Despite poor weather forecasts, the sky cleared for a couple of hours right on time for the grazing occultation of star HD69809 (Cancer, m=7.9). The occultation was visible from Public Observatory Bussloo (Netherlands). Six observers in total gathered at the observatory in preparation of the occultation. Hendrik Beijeman and Tom Borger found a place 500m to the south of the predicted limit line and observed two occulations. Jan Maarten WInkel was observing from a site 1400m south of the line and observed a short occultation followed by the complete disappearance of the star. Alex Scholten was the most southern placed observer 1700m south of the line and he saw a complete disappearance. Mark-Jaap and myself observed from the observatory, 250m south of the limit line. Mark-Jaap shot the occultation with a Celestron C8 and Canon EOS 70D in video mode. I used the observatories’ Celestron EdgeHD1400 with a Watec902 camera, a EZCap frame grabber, AME Video Time-Inserter TIM-10 and VirtualDub.
At the observatory two occultations occurred:
21.36.47-21.36.57 and 21.37.44-21.37.45 (timings in UT).
See below movie clip covering the period 21.36.30 – 21.38.00 UT.
Very poor conditions; high clouds, humid and a very light sky background. Couldn’t get rid of a strong gradient caused by light pollution.
Caught a glimpse of the Northern lights, hours after a Kp=8 storm hit the atmosphere.
In spite of the first quarter moon and low clouds, Lovejoy was easily visible with binoculars.
Conditions were not as good as last week, but Lovejoy was still remarkably active. No brightness estimate this time, due to a bright star too close to the comet.
Finally clear skies and the moon out the way. Arrived early at public observatory Bussloo and piggy-backed the camera on the AP 1100 GTO mount. With short focal lengths this mount does not need autoguiding. At magnitude 4.7 the comet was still clearly visible to the naked eye.
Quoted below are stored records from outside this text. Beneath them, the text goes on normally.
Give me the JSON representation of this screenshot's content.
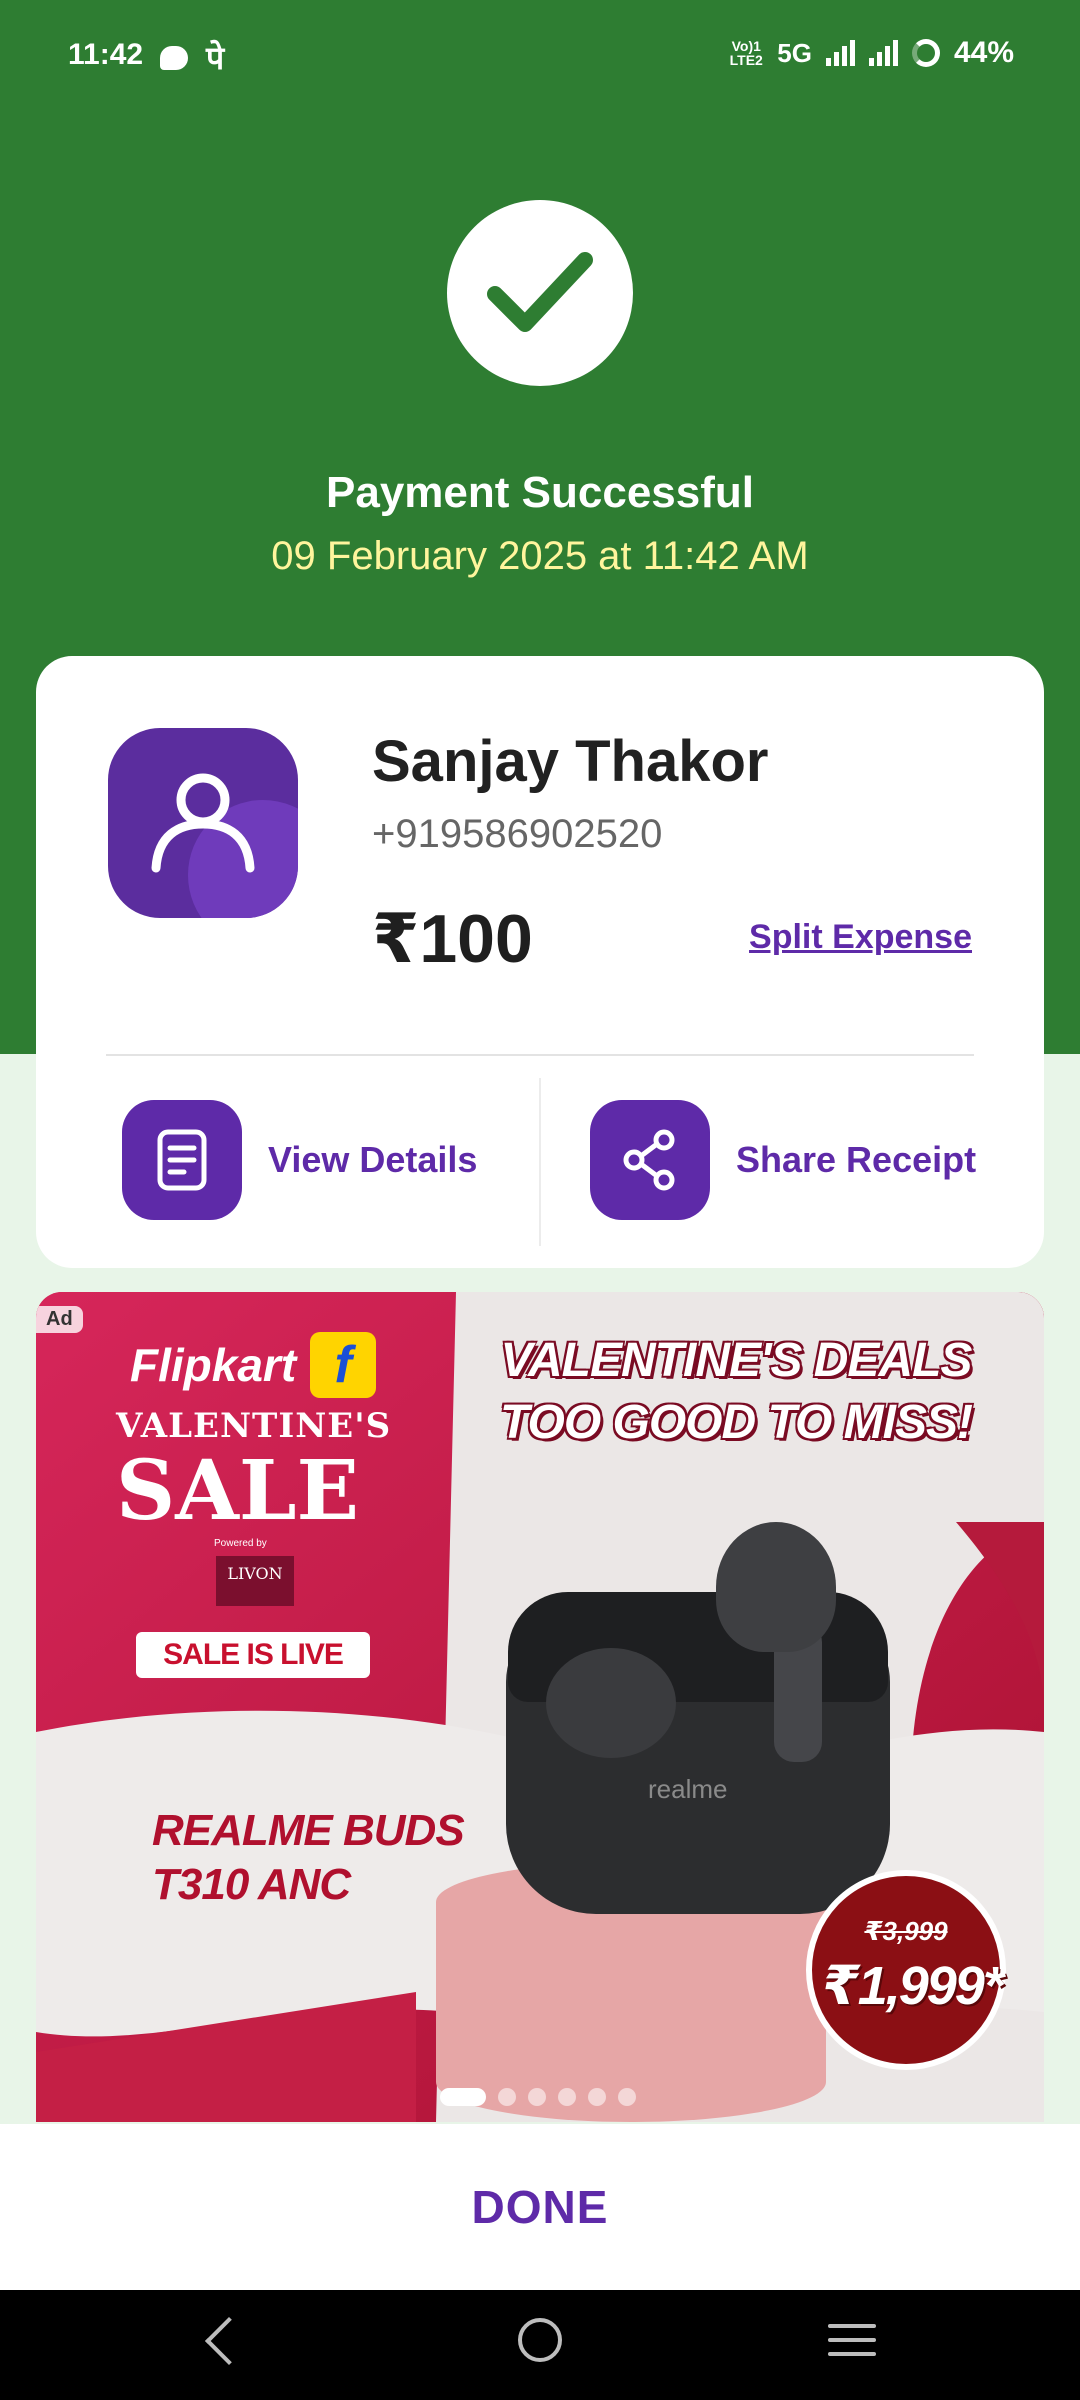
{
  "status_bar": {
    "time": "11:42",
    "pe_glyph": "पे",
    "volte": "Vo)1 LTE2",
    "network": "5G",
    "battery": "44%"
  },
  "header": {
    "title": "Payment Successful",
    "datetime": "09 February 2025 at 11:42 AM",
    "icon": "check-icon"
  },
  "payment": {
    "payee_name": "Sanjay Thakor",
    "payee_phone": "+919586902520",
    "amount": "₹100",
    "split_label": "Split Expense"
  },
  "actions": {
    "view_details": "View Details",
    "share_receipt": "Share Receipt"
  },
  "ad": {
    "tag": "Ad",
    "brand": "Flipkart",
    "sale_line1": "VALENTINE'S",
    "sale_line2": "SALE",
    "powered_by": "Powered by",
    "sponsor": "LIVON",
    "sale_live": "SALE IS LIVE",
    "headline_1": "VALENTINE'S DEALS",
    "headline_2": "TOO GOOD TO MISS!",
    "product_line1": "REALME BUDS",
    "product_line2": "T310 ANC",
    "case_logo": "realme",
    "old_price": "₹3,999",
    "new_price": "₹1,999*",
    "carousel_total": 6,
    "carousel_active": 1
  },
  "footer": {
    "done_label": "DONE"
  },
  "colors": {
    "header_green": "#2e7d32",
    "accent_purple": "#5e2aa8",
    "date_yellow": "#fff59d"
  }
}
A pair of 8.5×42 binoculars showed a nice gas tail. A lot of visitors, there were some 80 in total, also got a glimpse of the comet through binoculars.